It has taken six long years for Meth to bring us his sequel The Prequel. With his collaborative efforts with Redman and his Wu brethren, label delays, and not to mention his blossoming career in Hollywood, Meth‘s solo career has been non-existent. The Ticallion Stallion with his smokey baritone voice and infectious charisma has been the most popular Wu member since they first hit the scene. Yet it has been Ghostface carrying the load over the years, which is tough to do for any one man. Everyone seems to be wondering if Meth‘s long-awaited return will be another adrenaline shot into the Wu‘s faltering heart.

From the outset, it is pretty clear why it has been 6 years. It certainly does not sound as if Meth is particularly inspired these days.
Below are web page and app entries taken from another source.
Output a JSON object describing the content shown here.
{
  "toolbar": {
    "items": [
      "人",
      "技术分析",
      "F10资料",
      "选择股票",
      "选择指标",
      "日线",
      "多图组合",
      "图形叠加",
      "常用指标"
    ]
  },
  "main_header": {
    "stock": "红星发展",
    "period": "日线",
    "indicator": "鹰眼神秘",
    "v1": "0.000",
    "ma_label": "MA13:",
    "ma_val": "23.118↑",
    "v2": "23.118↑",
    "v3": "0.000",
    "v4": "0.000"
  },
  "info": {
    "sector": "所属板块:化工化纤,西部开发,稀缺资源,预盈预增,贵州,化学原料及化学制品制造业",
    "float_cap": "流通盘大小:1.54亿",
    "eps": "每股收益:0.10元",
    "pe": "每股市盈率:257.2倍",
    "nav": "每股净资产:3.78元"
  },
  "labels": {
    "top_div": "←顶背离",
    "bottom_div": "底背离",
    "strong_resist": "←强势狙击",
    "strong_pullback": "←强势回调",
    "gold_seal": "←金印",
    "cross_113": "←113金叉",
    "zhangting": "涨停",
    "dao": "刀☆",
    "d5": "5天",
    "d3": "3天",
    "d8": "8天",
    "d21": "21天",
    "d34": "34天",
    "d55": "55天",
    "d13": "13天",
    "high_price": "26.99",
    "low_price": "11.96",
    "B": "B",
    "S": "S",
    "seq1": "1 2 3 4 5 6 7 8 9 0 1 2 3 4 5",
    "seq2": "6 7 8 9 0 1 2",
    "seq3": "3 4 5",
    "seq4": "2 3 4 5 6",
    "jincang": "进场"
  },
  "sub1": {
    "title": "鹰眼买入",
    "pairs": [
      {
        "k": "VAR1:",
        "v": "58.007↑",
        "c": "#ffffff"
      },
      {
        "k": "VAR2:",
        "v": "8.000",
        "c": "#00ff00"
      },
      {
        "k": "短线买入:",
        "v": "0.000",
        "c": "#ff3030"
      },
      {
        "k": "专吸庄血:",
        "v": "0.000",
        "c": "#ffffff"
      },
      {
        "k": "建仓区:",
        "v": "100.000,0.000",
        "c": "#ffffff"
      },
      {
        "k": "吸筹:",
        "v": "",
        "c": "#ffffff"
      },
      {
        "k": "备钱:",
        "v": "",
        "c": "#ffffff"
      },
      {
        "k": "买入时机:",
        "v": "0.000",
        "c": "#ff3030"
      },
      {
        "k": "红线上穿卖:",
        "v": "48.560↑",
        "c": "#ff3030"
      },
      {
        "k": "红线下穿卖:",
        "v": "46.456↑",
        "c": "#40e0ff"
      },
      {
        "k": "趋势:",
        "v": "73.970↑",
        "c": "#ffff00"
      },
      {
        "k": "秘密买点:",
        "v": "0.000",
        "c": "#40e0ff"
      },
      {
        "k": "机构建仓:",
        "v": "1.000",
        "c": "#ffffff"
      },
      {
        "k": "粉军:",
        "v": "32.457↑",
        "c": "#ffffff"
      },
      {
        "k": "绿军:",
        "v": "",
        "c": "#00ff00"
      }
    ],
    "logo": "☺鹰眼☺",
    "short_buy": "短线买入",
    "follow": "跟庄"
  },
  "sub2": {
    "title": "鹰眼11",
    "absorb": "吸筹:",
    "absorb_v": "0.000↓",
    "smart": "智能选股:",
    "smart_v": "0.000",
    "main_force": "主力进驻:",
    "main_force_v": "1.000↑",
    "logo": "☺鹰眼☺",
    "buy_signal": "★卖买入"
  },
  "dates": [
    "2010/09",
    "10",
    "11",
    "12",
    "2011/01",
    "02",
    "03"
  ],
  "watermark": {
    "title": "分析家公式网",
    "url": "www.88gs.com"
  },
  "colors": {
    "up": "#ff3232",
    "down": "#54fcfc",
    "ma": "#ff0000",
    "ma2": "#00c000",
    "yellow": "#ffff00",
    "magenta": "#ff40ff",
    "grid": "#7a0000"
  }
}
Following RZA‘s intro, Streetlife aids Johnny Blaze on the bland title track The PrequelSay What f. Missy Elliot picks up the slack a bit as Meth sounds a bit more interested. But The Hitmen‘s production really doesn’t make this any more than an average club song. Some selections are either middling (The Motto, Tease f. Chinky), or downright terrible, (Who Y’all Rollin’ Wit f. Streetlife, Act Right).

There are some moments when Meth‘s talents shine as brightly as ever however. He sounds energized alongside Busta on the lead-single What’s Happenin. Ludacris joins Meth as they bounce all over The Rodeo and make you wish an album together was in the works. He slows his roll and wins some more style points as he flows over some guitar licks on the Kardinal Offishall-assisted Baby Come On. Fellow Toronto representative Saukrates lends his talents to Never Turn Back which starts off with some promise but never really comes together. What I hoped would be a nice posse cut dedicated to the sticky green (We Some Dogs f. Redman, Snoop Dogg), turned out to be a pretty boring misogynistic romp over a positively awful beat. The Turn is certainly a turn for the better, sounding like Meth and Rae were inspired by Ghost‘s last opus. That goes double for The Afterparty, but then again Ghost is featured and that should explain it. That isn’t a complaint by the way, it’s a dope track.

I’m not one of those people that are mad at Meth for his venture to Hollywood, or for his mainstream appeal. From the first time I heard Method Man I thought he was an ill emcee, and I still do. I loved Tical and I liked Judgement Day, especially because he tried to do something different. With Tical 0: The Prequel is seems like he just tried to make an album. It is evident throughout the album that Hott Nicks just isn’t as interested as he used to be in rocking the mic. Why else would you have 16 guests over 17 tracks? Nevertheless, Meth is the high point of the album because even at 50% he is damn good. The production is where things really lack and the downfall of the album. The Prequel is certainly an appropriate title because this album is a step back.